It seems like it’s becoming an annual tradition that the VPE must publish a blog in support of a strike. I’d like to think that as this is a discussion which we have every year, and which, whether by referendum or vote in Guild Council, students always vote to support the strike, it’s something that I wouldn’t have to do this year. However, it has become clear that a number of people have been questioning why students should support a strike if it means they miss a lecture or two. So I’d thought I’d outline a few of the myriad of reasons why students should be supporting this strike and joining staff on the picket lines tomorrow and the rally at the East Gate at 12pm:
1) Empowered and well paid staff improves the quality of our education
It makes sense. How much better is a lecture when the staff member has had the time to prepare well for it and is enthusiastic and upbeat? The quality of education we receive is tied up with the delivery of it by staff. If lecturers are feeling stressed and undervalued, worrying about time and money, the quality of education they deliver is bound to suffer. One day of missed lectures is a fair trade off in my mind for years of better, higher quality ones.
2) Our voice in the university is stronger if we work together
Right now, the amount of power that your average academic, support staff or students has in decisions of the university is effectively zero. We don’t have democracy. Occasionally a sabb will sit on a committee, although we will be hugely outnumbered by management. Elected academics sit on senate although this acts as a rubber stamping body for the most part, and is filled by people appointed by the Vice Chancellor himself. The most important decision making body in my mind is the University Executive Board, where there is no representation for students, academics who aren’t management, or support staff. Basically, they’re completely unaccountable and almost everyone within the university has little say in it.
However, a university cannot function without staff and students. The power that we have derives from the impact when we refuse to play the management’s game. This makes them listen to us. A strike is a way to do this, as is students supporting this action by joining them on the picket line. When management send out emails blaming staff for the strike, instead of acknowledging that it is their decisions that have led them to strike, this is classic “divide and conquer” tactics. The demands of students or staff are much easier to brush aside when the two groups are pitted against one another. We must realise that both of us occupy a position in the university where we have no say or control, and that attacks, whether towards staff or students, are coming from management and that they are the ones towards which we should be directing our anger.

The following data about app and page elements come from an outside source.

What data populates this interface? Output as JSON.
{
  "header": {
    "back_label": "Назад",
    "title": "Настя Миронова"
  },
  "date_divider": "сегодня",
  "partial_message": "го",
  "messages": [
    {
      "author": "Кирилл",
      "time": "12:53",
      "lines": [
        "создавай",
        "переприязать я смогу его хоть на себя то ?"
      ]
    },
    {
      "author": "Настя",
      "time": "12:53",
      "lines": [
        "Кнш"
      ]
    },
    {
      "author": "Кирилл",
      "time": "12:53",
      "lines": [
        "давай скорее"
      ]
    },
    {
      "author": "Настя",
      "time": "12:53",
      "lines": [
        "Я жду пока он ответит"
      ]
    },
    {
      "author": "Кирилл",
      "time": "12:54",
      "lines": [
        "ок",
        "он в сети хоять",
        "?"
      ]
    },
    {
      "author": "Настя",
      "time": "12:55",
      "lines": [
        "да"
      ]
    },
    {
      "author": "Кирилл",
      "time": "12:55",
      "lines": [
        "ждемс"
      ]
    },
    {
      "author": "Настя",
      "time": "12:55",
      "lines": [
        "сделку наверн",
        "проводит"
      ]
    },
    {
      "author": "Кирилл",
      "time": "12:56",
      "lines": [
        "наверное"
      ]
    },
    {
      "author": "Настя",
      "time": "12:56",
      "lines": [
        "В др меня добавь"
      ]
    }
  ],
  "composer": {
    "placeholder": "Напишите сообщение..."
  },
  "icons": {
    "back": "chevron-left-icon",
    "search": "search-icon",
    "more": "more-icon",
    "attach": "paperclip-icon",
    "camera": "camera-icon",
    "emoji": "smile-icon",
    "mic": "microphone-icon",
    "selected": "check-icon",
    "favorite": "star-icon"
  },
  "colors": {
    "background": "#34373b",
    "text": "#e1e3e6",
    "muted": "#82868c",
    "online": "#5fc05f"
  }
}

Cancelling contact hours and pickets encouraging people not to come onto campus may be seen as unnecessarily disruptive by some who just want to get on with their education. Given the changes currently going on in Higher Education and the deteriorating positions of students and staff I think it is only natural that people feel forced to take these kinds of disruptive action. We need a higher education system that puts the interests of staff, students and the public ahead of the interests of the government and senior managers.

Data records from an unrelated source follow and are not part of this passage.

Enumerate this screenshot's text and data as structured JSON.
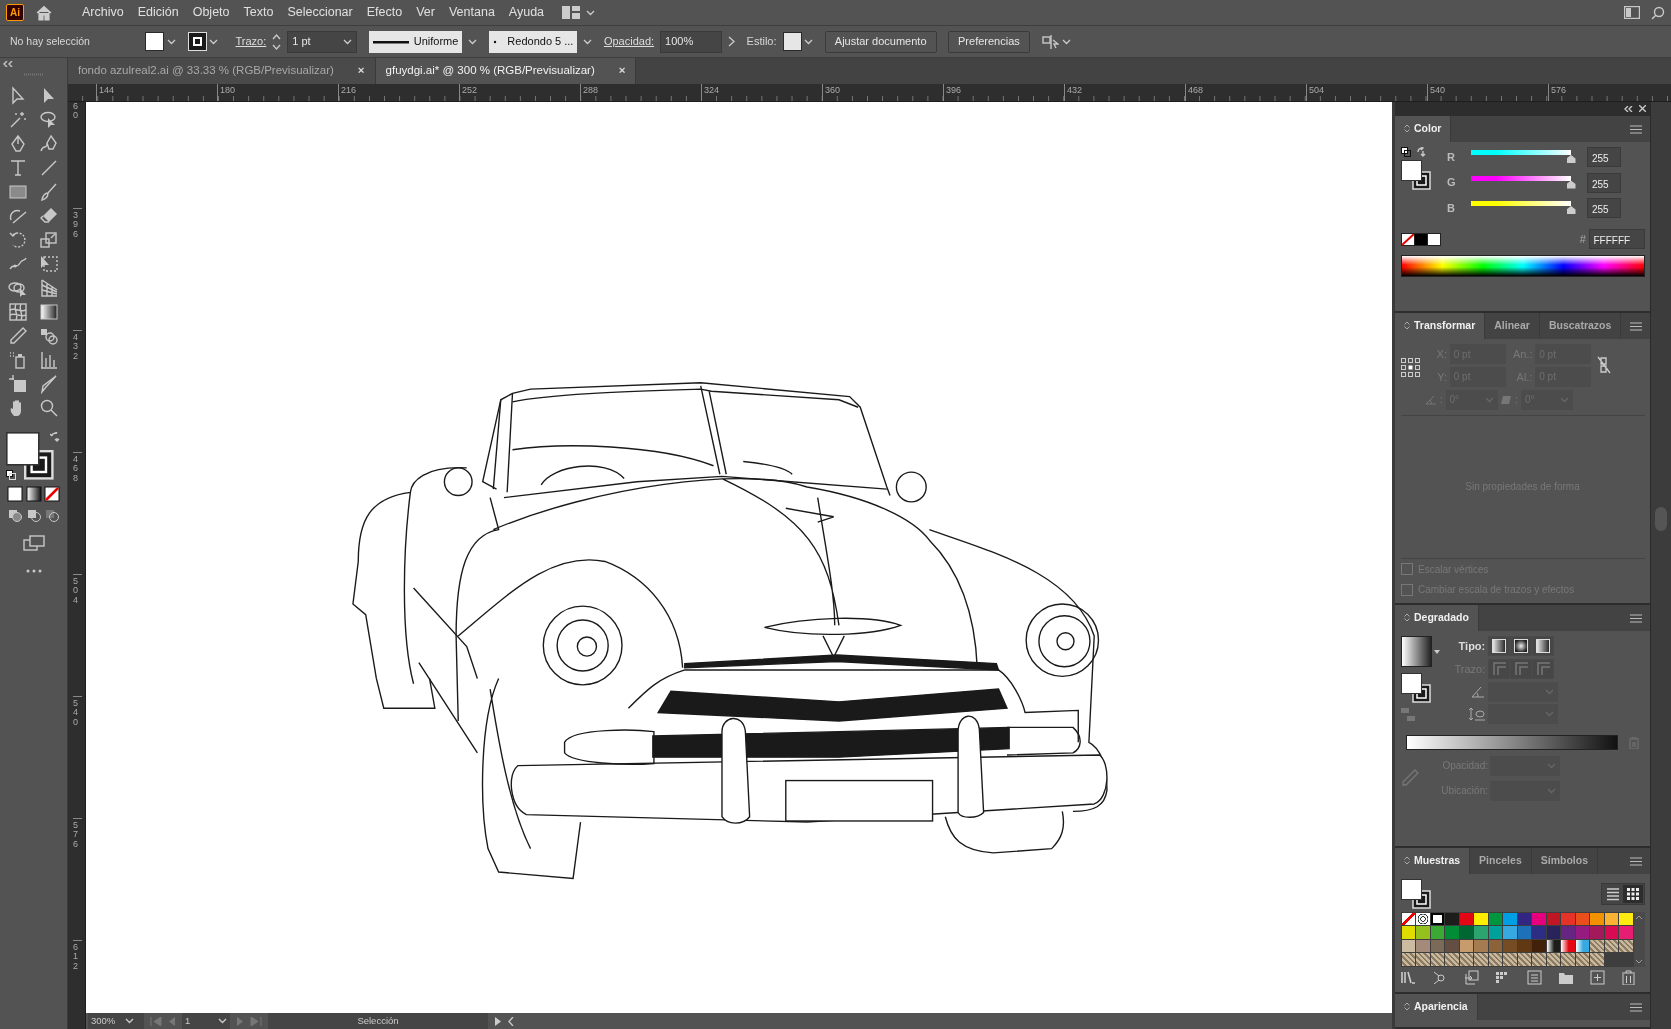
{
  "app": {
    "logo": "Ai",
    "menu": [
      "Archivo",
      "Edición",
      "Objeto",
      "Texto",
      "Seleccionar",
      "Efecto",
      "Ver",
      "Ventana",
      "Ayuda"
    ]
  },
  "control_bar": {
    "selection_label": "No hay selección",
    "stroke_label": "Trazo:",
    "stroke_weight": "1 pt",
    "profile": "Uniforme",
    "brush": "Redondo 5 ...",
    "opacity_label": "Opacidad:",
    "opacity": "100%",
    "style_label": "Estilo:",
    "buttons": [
      "Ajustar documento",
      "Preferencias"
    ]
  },
  "tabs": [
    {
      "label": "fondo azulreal2.ai @ 33.33 % (RGB/Previsualizar)",
      "close": "×",
      "selected": false
    },
    {
      "label": "gfuydgi.ai* @ 300 % (RGB/Previsualizar)",
      "close": "×",
      "selected": true
    }
  ],
  "rulers": {
    "horizontal": [
      "144",
      "180",
      "216",
      "252",
      "288",
      "324",
      "360",
      "396",
      "432",
      "468",
      "504",
      "540",
      "576"
    ],
    "vertical": [
      "60",
      "396",
      "432",
      "468",
      "504",
      "540",
      "576",
      "612"
    ]
  },
  "color_panel": {
    "title": "Color",
    "channels": [
      {
        "name": "R",
        "value": "255",
        "level": 1,
        "color": "#00ffff"
      },
      {
        "name": "G",
        "value": "255",
        "level": 1,
        "color": "#ff00ff"
      },
      {
        "name": "B",
        "value": "255",
        "level": 1,
        "color": "#ffff00"
      }
    ],
    "hash": "#",
    "hex": "FFFFFF"
  },
  "transform_panel": {
    "tabs": [
      {
        "label": "Transformar",
        "selected": true
      },
      {
        "label": "Alinear",
        "selected": false
      },
      {
        "label": "Buscatrazos",
        "selected": false
      }
    ],
    "fields": [
      {
        "label": "X:",
        "value": "0 pt"
      },
      {
        "label": "An.:",
        "value": "0 pt"
      },
      {
        "label": "Y:",
        "value": "0 pt"
      },
      {
        "label": "Al.:",
        "value": "0 pt"
      }
    ],
    "angles": [
      {
        "label": ":",
        "value": "0°"
      },
      {
        "label": ":",
        "value": "0°"
      }
    ],
    "message": "Sin propiedades de forma",
    "options": [
      {
        "label": "Escalar vértices",
        "checked": false
      },
      {
        "label": "Cambiar escala de trazos y efectos",
        "checked": false
      }
    ]
  },
  "gradient_panel": {
    "title": "Degradado",
    "type_label": "Tipo:",
    "stroke_label": "Trazo:",
    "opacity_label": "Opacidad:",
    "location_label": "Ubicación:"
  },
  "swatches_panel": {
    "tabs": [
      {
        "label": "Muestras",
        "selected": true
      },
      {
        "label": "Pinceles",
        "selected": false
      },
      {
        "label": "Símbolos",
        "selected": false
      }
    ],
    "swatches": [
      {
        "kind": "none"
      },
      {
        "kind": "registration"
      },
      {
        "kind": "solid",
        "color": "#ffffff"
      },
      {
        "kind": "solid",
        "color": "#1d1d1b"
      },
      {
        "kind": "solid",
        "color": "#e30613"
      },
      {
        "kind": "solid",
        "color": "#ffed00"
      },
      {
        "kind": "solid",
        "color": "#009640"
      },
      {
        "kind": "solid",
        "color": "#009fe3"
      },
      {
        "kind": "solid",
        "color": "#312783"
      },
      {
        "kind": "solid",
        "color": "#e6007e"
      },
      {
        "kind": "solid",
        "color": "#be1622"
      },
      {
        "kind": "solid",
        "color": "#e6332a"
      },
      {
        "kind": "solid",
        "color": "#e94e1b"
      },
      {
        "kind": "solid",
        "color": "#f39200"
      },
      {
        "kind": "solid",
        "color": "#f9b233"
      },
      {
        "kind": "solid",
        "color": "#fcea10"
      },
      {
        "kind": "solid",
        "color": "#dedc00"
      },
      {
        "kind": "solid",
        "color": "#95c11f"
      },
      {
        "kind": "solid",
        "color": "#3aaa35"
      },
      {
        "kind": "solid",
        "color": "#008d36"
      },
      {
        "kind": "solid",
        "color": "#006633"
      },
      {
        "kind": "solid",
        "color": "#2ca470"
      },
      {
        "kind": "solid",
        "color": "#00a19a"
      },
      {
        "kind": "solid",
        "color": "#36a9e1"
      },
      {
        "kind": "solid",
        "color": "#1d71b8"
      },
      {
        "kind": "solid",
        "color": "#2d2e83"
      },
      {
        "kind": "solid",
        "color": "#29235c"
      },
      {
        "kind": "solid",
        "color": "#662483"
      },
      {
        "kind": "solid",
        "color": "#951b81"
      },
      {
        "kind": "solid",
        "color": "#a3195b"
      },
      {
        "kind": "solid",
        "color": "#d60b52"
      },
      {
        "kind": "solid",
        "color": "#e71d73"
      },
      {
        "kind": "solid",
        "color": "#cbbba0"
      },
      {
        "kind": "solid",
        "color": "#a48a7b"
      },
      {
        "kind": "solid",
        "color": "#7b6a58"
      },
      {
        "kind": "solid",
        "color": "#634e42"
      },
      {
        "kind": "solid",
        "color": "#c69c6d"
      },
      {
        "kind": "solid",
        "color": "#a57b52"
      },
      {
        "kind": "solid",
        "color": "#8c6239"
      },
      {
        "kind": "solid",
        "color": "#754c24"
      },
      {
        "kind": "solid",
        "color": "#603813"
      },
      {
        "kind": "solid",
        "color": "#42210b"
      },
      {
        "kind": "gradient",
        "color": "#1d1d1b"
      },
      {
        "kind": "gradient",
        "color": "#e30613"
      },
      {
        "kind": "gradient",
        "color": "#36a9e1"
      },
      {
        "kind": "pattern"
      },
      {
        "kind": "pattern"
      },
      {
        "kind": "pattern"
      },
      {
        "kind": "pattern"
      },
      {
        "kind": "pattern"
      },
      {
        "kind": "pattern"
      },
      {
        "kind": "pattern"
      },
      {
        "kind": "pattern"
      },
      {
        "kind": "pattern"
      },
      {
        "kind": "pattern"
      },
      {
        "kind": "pattern"
      },
      {
        "kind": "pattern"
      },
      {
        "kind": "pattern"
      },
      {
        "kind": "pattern"
      },
      {
        "kind": "pattern"
      },
      {
        "kind": "pattern"
      },
      {
        "kind": "pattern"
      }
    ]
  },
  "appearance_panel": {
    "title": "Apariencia"
  },
  "status_bar": {
    "zoom": "300%",
    "artboard": "1",
    "tool": "Selección"
  }
}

3) Students are often also staff
Many of our students are employed by the university, either in support staff roles, or, especially in the case of PhD students, as academic/academic related staff. They are often on low paid and precarious contracts with poor conditions. Many of them take on work to help meet the cost of studying here. This affects them massively, and the wins that the strike could bring should improve their lives and education.
4) More money spent on staff = more money spent on our education
Students pay an astronomical amount to study here. The university spends so much money on things which are far less related to our education than than the staff who deliver it, like on marketing, overseas recruitment centres and the extortionate pay of our Vice-Chancellor and his chauffeur driven jaguars. The university spending more money on staff should definitely be encouraged as this has a real tangible impact on our education.
5) Staff have stood by us in our battles over fees and cuts, it’s our turn to stand by them
Staff have continually supported students when we have faces detrimental changes to our education. They marched with us against £9,000 fees, have policy calling for free education for all and even right now are opposing the stringent monitoring of international students. It would be easy for them to say that these issues don’t affect them greatly, but they care about students and recognise the importance of standing up for us and with us. The very least we can do is support them in their battle for fair pay. Especially if we want their support in future campaigns, such as the selling off of the student loan book.
6) We’re not going to be students forever. When we graduate, we’ll want jobs with good pay and conditions.
One day we’ll be workers, if we’re not already. When that happens, we’ll want our jobs to be well paid. We’ll want to feel valued, to be able to support our families, to be free from stress and harassment. Personally, I think we have a moral obligations regardless of this to ask that the institution that we pay money into treats its staff well regardless of our own interests. But even if you want to look at this in a self-interested way, it is clearly to our benefit to be ensuring that jobs which we might one day enter into have the conditions and pay that we would like to see for ourselves.
So instead of treating tomorrow like any other day, recognise that this is our opportunity to demand so much more from the university for our staff, our education and ultimately ourselves. Don’t play the management’s game and let them play students and staff off against one another: join your lecturers on the picket lines and come to the rally at 12pm at the East Gate.